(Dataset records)
____________

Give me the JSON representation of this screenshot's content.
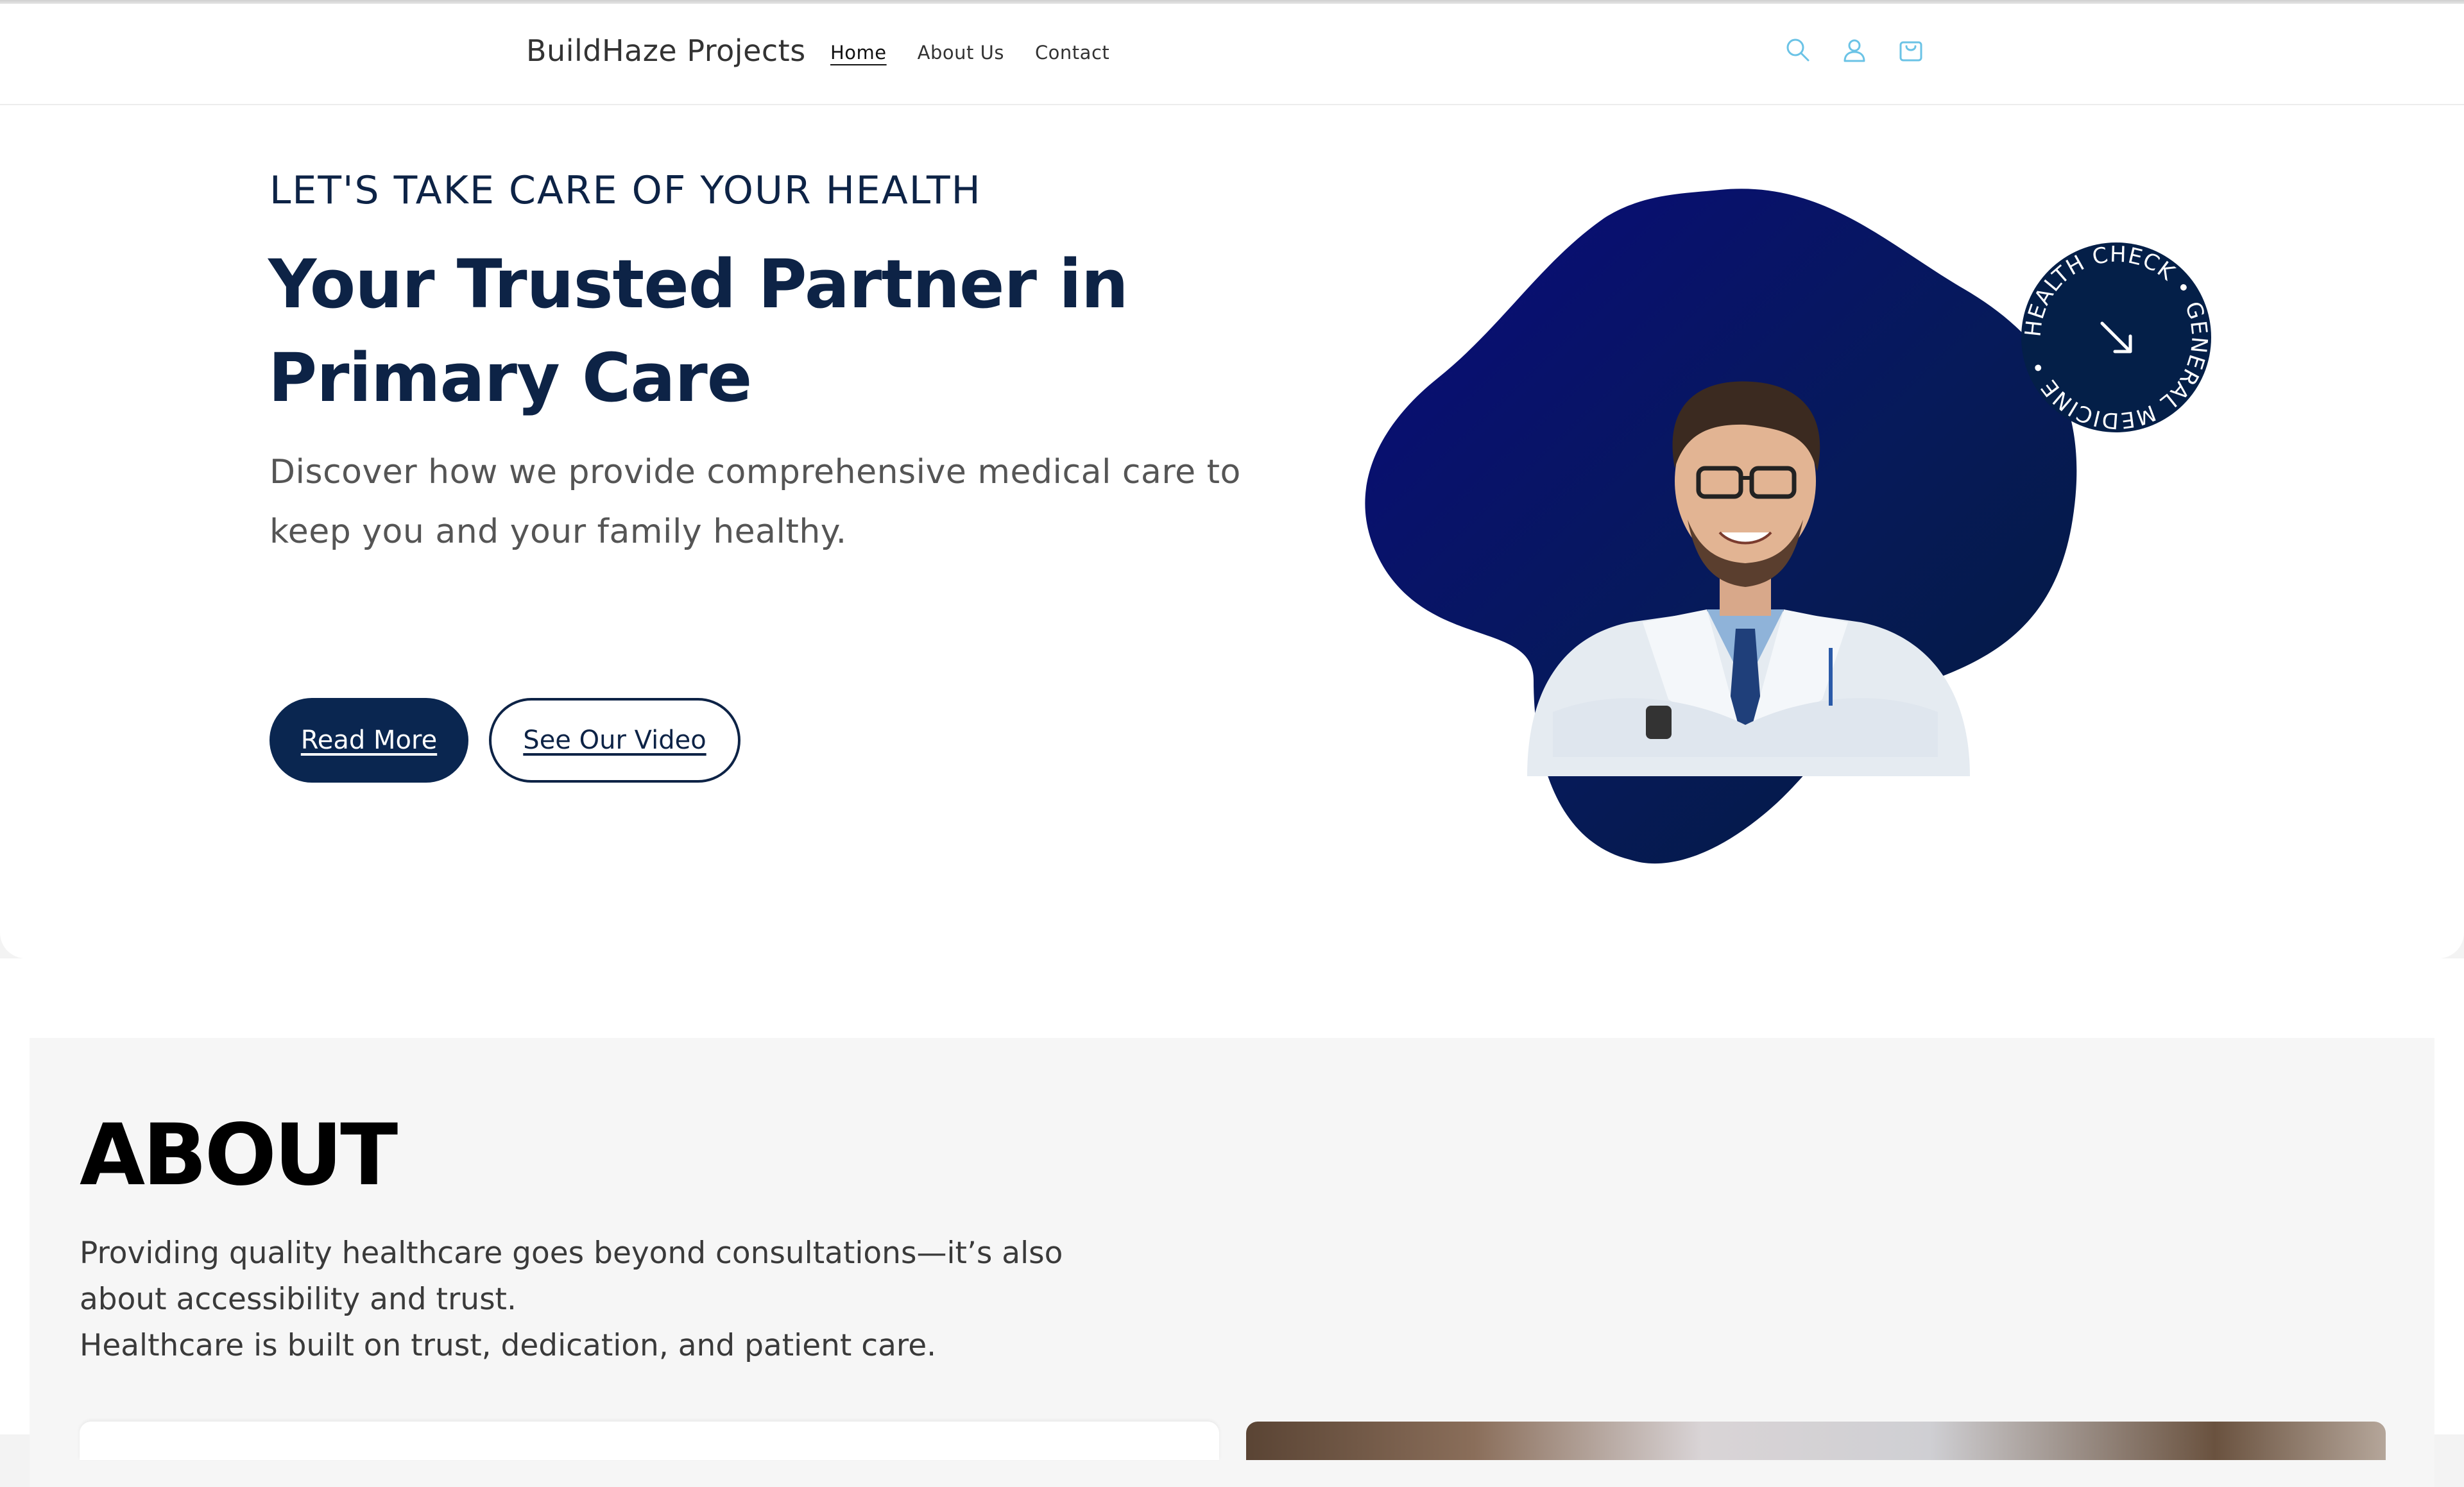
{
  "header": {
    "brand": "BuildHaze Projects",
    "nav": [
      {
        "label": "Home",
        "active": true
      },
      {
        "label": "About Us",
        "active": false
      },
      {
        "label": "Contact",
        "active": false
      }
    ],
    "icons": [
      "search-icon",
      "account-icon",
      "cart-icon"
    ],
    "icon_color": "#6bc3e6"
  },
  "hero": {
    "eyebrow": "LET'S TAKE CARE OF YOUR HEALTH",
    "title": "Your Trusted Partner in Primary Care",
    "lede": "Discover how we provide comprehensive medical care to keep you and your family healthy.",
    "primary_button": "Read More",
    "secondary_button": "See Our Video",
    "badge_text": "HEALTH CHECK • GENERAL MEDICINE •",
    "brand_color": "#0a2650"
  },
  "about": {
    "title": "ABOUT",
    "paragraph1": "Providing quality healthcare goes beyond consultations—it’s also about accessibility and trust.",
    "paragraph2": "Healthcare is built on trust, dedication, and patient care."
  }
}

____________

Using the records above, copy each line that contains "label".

EXERCISE RESULT:
        "label": "Home",
        "label": "About Us",
        "label": "Contact",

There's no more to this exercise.